**The problem**
Here are some records. Repeat them all exactly.

START Material for this task

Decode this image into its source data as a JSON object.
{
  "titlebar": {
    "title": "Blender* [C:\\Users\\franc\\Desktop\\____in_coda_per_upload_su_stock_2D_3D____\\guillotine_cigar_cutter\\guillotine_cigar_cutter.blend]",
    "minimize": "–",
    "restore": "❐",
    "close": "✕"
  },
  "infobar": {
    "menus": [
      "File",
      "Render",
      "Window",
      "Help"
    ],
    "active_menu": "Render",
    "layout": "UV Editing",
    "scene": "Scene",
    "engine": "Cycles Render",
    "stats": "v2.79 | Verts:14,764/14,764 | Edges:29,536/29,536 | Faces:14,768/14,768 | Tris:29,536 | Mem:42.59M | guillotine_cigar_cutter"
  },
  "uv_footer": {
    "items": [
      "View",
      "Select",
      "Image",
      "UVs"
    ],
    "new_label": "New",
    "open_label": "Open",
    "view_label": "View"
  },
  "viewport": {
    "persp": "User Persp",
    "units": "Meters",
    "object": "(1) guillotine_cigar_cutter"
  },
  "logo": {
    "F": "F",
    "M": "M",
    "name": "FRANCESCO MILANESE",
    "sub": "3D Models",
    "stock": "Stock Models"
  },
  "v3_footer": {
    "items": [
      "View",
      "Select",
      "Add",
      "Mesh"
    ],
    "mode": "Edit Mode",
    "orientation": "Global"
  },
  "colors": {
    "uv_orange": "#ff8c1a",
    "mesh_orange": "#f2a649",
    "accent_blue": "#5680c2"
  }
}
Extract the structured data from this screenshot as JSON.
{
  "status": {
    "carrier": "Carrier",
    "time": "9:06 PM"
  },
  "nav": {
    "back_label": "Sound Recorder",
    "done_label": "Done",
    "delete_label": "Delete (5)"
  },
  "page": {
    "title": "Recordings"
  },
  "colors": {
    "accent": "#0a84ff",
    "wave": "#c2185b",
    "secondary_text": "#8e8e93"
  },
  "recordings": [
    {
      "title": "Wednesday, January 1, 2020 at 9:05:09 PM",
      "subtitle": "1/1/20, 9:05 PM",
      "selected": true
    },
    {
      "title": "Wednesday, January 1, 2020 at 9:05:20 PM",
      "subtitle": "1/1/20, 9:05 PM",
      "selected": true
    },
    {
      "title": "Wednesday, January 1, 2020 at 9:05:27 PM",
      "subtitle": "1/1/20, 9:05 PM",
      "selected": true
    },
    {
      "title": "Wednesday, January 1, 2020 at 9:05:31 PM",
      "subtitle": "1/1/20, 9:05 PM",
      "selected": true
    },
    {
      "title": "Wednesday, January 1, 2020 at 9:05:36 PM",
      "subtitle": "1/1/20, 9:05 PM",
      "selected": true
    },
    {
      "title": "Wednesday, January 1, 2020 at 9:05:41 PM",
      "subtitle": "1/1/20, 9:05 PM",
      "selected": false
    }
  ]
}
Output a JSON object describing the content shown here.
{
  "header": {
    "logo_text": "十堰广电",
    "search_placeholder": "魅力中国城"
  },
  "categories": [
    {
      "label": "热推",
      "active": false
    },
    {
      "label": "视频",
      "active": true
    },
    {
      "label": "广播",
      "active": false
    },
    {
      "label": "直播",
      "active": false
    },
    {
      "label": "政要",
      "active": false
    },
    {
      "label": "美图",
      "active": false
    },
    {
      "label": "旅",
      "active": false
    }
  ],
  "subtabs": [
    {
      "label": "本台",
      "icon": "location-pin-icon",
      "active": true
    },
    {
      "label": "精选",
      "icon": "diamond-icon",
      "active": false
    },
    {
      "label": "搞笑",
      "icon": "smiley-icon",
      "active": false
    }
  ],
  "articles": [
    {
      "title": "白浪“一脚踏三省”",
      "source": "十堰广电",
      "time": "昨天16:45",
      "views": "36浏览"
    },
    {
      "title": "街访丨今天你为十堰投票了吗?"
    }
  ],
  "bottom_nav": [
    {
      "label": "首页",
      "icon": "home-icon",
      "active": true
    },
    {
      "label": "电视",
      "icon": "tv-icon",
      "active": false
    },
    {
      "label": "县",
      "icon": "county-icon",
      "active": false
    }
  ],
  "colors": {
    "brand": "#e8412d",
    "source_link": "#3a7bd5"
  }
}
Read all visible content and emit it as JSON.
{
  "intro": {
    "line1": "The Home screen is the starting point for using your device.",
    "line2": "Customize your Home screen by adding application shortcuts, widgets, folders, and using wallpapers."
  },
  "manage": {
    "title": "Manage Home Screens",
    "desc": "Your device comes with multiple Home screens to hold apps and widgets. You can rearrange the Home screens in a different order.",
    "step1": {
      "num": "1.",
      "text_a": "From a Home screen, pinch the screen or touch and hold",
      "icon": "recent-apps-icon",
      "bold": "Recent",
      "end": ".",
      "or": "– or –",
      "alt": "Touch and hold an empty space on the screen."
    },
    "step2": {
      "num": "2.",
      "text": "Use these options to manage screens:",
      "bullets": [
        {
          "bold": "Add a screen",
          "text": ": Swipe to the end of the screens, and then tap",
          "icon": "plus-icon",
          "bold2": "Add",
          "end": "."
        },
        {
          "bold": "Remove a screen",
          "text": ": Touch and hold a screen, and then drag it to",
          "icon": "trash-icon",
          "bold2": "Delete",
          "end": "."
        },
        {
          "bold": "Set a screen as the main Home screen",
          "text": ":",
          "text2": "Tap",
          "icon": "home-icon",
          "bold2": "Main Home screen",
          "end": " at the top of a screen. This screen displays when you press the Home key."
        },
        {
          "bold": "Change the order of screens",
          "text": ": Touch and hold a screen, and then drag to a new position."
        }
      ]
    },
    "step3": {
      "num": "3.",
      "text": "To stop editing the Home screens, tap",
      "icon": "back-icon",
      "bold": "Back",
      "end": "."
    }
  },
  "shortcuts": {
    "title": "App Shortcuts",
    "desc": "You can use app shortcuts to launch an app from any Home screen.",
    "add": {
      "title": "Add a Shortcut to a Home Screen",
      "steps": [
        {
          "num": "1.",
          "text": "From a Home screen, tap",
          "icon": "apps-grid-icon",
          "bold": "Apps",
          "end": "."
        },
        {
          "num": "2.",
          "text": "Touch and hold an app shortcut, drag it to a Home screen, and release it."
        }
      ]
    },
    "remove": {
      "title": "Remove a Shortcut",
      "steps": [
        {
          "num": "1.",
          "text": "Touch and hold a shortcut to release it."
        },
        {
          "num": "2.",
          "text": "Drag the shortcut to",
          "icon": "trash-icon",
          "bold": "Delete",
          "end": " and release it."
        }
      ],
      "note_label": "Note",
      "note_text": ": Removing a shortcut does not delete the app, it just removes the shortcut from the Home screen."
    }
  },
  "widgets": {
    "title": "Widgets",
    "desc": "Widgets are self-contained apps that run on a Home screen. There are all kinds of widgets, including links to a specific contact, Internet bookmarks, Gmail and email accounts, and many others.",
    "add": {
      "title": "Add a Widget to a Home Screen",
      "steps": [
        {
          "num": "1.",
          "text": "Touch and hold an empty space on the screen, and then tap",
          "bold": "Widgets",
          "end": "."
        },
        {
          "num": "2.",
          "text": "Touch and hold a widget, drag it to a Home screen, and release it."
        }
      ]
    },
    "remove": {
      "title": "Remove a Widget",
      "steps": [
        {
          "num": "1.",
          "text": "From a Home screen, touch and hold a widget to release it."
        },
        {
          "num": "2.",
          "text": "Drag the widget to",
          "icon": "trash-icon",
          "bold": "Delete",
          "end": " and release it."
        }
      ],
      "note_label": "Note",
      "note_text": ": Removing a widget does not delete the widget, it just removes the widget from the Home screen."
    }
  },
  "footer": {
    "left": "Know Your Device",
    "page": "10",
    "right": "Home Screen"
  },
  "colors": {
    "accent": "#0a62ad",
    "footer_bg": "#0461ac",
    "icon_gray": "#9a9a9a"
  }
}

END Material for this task

**Answer for the task**
Decode this image into its source data as a JSON object.
{
  "titlebar": {
    "title": "Blender* [C:\\Users\\franc\\Desktop\\____in_coda_per_upload_su_stock_2D_3D____\\guillotine_cigar_cutter\\guillotine_cigar_cutter.blend]",
    "minimize": "–",
    "restore": "❐",
    "close": "✕"
  },
  "infobar": {
    "menus": [
      "File",
      "Render",
      "Window",
      "Help"
    ],
    "active_menu": "Render",
    "layout": "UV Editing",
    "scene": "Scene",
    "engine": "Cycles Render",
    "stats": "v2.79 | Verts:14,764/14,764 | Edges:29,536/29,536 | Faces:14,768/14,768 | Tris:29,536 | Mem:42.59M | guillotine_cigar_cutter"
  },
  "uv_footer": {
    "items": [
      "View",
      "Select",
      "Image",
      "UVs"
    ],
    "new_label": "New",
    "open_label": "Open",
    "view_label": "View"
  },
  "viewport": {
    "persp": "User Persp",
    "units": "Meters",
    "object": "(1) guillotine_cigar_cutter"
  },
  "logo": {
    "F": "F",
    "M": "M",
    "name": "FRANCESCO MILANESE",
    "sub": "3D Models",
    "stock": "Stock Models"
  },
  "v3_footer": {
    "items": [
      "View",
      "Select",
      "Add",
      "Mesh"
    ],
    "mode": "Edit Mode",
    "orientation": "Global"
  },
  "colors": {
    "uv_orange": "#ff8c1a",
    "mesh_orange": "#f2a649",
    "accent_blue": "#5680c2"
  }
}
Extract the structured data from this screenshot as JSON.
{
  "status": {
    "carrier": "Carrier",
    "time": "9:06 PM"
  },
  "nav": {
    "back_label": "Sound Recorder",
    "done_label": "Done",
    "delete_label": "Delete (5)"
  },
  "page": {
    "title": "Recordings"
  },
  "colors": {
    "accent": "#0a84ff",
    "wave": "#c2185b",
    "secondary_text": "#8e8e93"
  },
  "recordings": [
    {
      "title": "Wednesday, January 1, 2020 at 9:05:09 PM",
      "subtitle": "1/1/20, 9:05 PM",
      "selected": true
    },
    {
      "title": "Wednesday, January 1, 2020 at 9:05:20 PM",
      "subtitle": "1/1/20, 9:05 PM",
      "selected": true
    },
    {
      "title": "Wednesday, January 1, 2020 at 9:05:27 PM",
      "subtitle": "1/1/20, 9:05 PM",
      "selected": true
    },
    {
      "title": "Wednesday, January 1, 2020 at 9:05:31 PM",
      "subtitle": "1/1/20, 9:05 PM",
      "selected": true
    },
    {
      "title": "Wednesday, January 1, 2020 at 9:05:36 PM",
      "subtitle": "1/1/20, 9:05 PM",
      "selected": true
    },
    {
      "title": "Wednesday, January 1, 2020 at 9:05:41 PM",
      "subtitle": "1/1/20, 9:05 PM",
      "selected": false
    }
  ]
}
Output a JSON object describing the content shown here.
{
  "header": {
    "logo_text": "十堰广电",
    "search_placeholder": "魅力中国城"
  },
  "categories": [
    {
      "label": "热推",
      "active": false
    },
    {
      "label": "视频",
      "active": true
    },
    {
      "label": "广播",
      "active": false
    },
    {
      "label": "直播",
      "active": false
    },
    {
      "label": "政要",
      "active": false
    },
    {
      "label": "美图",
      "active": false
    },
    {
      "label": "旅",
      "active": false
    }
  ],
  "subtabs": [
    {
      "label": "本台",
      "icon": "location-pin-icon",
      "active": true
    },
    {
      "label": "精选",
      "icon": "diamond-icon",
      "active": false
    },
    {
      "label": "搞笑",
      "icon": "smiley-icon",
      "active": false
    }
  ],
  "articles": [
    {
      "title": "白浪“一脚踏三省”",
      "source": "十堰广电",
      "time": "昨天16:45",
      "views": "36浏览"
    },
    {
      "title": "街访丨今天你为十堰投票了吗?"
    }
  ],
  "bottom_nav": [
    {
      "label": "首页",
      "icon": "home-icon",
      "active": true
    },
    {
      "label": "电视",
      "icon": "tv-icon",
      "active": false
    },
    {
      "label": "县",
      "icon": "county-icon",
      "active": false
    }
  ],
  "colors": {
    "brand": "#e8412d",
    "source_link": "#3a7bd5"
  }
}
Read all visible content and emit it as JSON.
{
  "intro": {
    "line1": "The Home screen is the starting point for using your device.",
    "line2": "Customize your Home screen by adding application shortcuts, widgets, folders, and using wallpapers."
  },
  "manage": {
    "title": "Manage Home Screens",
    "desc": "Your device comes with multiple Home screens to hold apps and widgets. You can rearrange the Home screens in a different order.",
    "step1": {
      "num": "1.",
      "text_a": "From a Home screen, pinch the screen or touch and hold",
      "icon": "recent-apps-icon",
      "bold": "Recent",
      "end": ".",
      "or": "– or –",
      "alt": "Touch and hold an empty space on the screen."
    },
    "step2": {
      "num": "2.",
      "text": "Use these options to manage screens:",
      "bullets": [
        {
          "bold": "Add a screen",
          "text": ": Swipe to the end of the screens, and then tap",
          "icon": "plus-icon",
          "bold2": "Add",
          "end": "."
        },
        {
          "bold": "Remove a screen",
          "text": ": Touch and hold a screen, and then drag it to",
          "icon": "trash-icon",
          "bold2": "Delete",
          "end": "."
        },
        {
          "bold": "Set a screen as the main Home screen",
          "text": ":",
          "text2": "Tap",
          "icon": "home-icon",
          "bold2": "Main Home screen",
          "end": " at the top of a screen. This screen displays when you press the Home key."
        },
        {
          "bold": "Change the order of screens",
          "text": ": Touch and hold a screen, and then drag to a new position."
        }
      ]
    },
    "step3": {
      "num": "3.",
      "text": "To stop editing the Home screens, tap",
      "icon": "back-icon",
      "bold": "Back",
      "end": "."
    }
  },
  "shortcuts": {
    "title": "App Shortcuts",
    "desc": "You can use app shortcuts to launch an app from any Home screen.",
    "add": {
      "title": "Add a Shortcut to a Home Screen",
      "steps": [
        {
          "num": "1.",
          "text": "From a Home screen, tap",
          "icon": "apps-grid-icon",
          "bold": "Apps",
          "end": "."
        },
        {
          "num": "2.",
          "text": "Touch and hold an app shortcut, drag it to a Home screen, and release it."
        }
      ]
    },
    "remove": {
      "title": "Remove a Shortcut",
      "steps": [
        {
          "num": "1.",
          "text": "Touch and hold a shortcut to release it."
        },
        {
          "num": "2.",
          "text": "Drag the shortcut to",
          "icon": "trash-icon",
          "bold": "Delete",
          "end": " and release it."
        }
      ],
      "note_label": "Note",
      "note_text": ": Removing a shortcut does not delete the app, it just removes the shortcut from the Home screen."
    }
  },
  "widgets": {
    "title": "Widgets",
    "desc": "Widgets are self-contained apps that run on a Home screen. There are all kinds of widgets, including links to a specific contact, Internet bookmarks, Gmail and email accounts, and many others.",
    "add": {
      "title": "Add a Widget to a Home Screen",
      "steps": [
        {
          "num": "1.",
          "text": "Touch and hold an empty space on the screen, and then tap",
          "bold": "Widgets",
          "end": "."
        },
        {
          "num": "2.",
          "text": "Touch and hold a widget, drag it to a Home screen, and release it."
        }
      ]
    },
    "remove": {
      "title": "Remove a Widget",
      "steps": [
        {
          "num": "1.",
          "text": "From a Home screen, touch and hold a widget to release it."
        },
        {
          "num": "2.",
          "text": "Drag the widget to",
          "icon": "trash-icon",
          "bold": "Delete",
          "end": " and release it."
        }
      ],
      "note_label": "Note",
      "note_text": ": Removing a widget does not delete the widget, it just removes the widget from the Home screen."
    }
  },
  "footer": {
    "left": "Know Your Device",
    "page": "10",
    "right": "Home Screen"
  },
  "colors": {
    "accent": "#0a62ad",
    "footer_bg": "#0461ac",
    "icon_gray": "#9a9a9a"
  }
}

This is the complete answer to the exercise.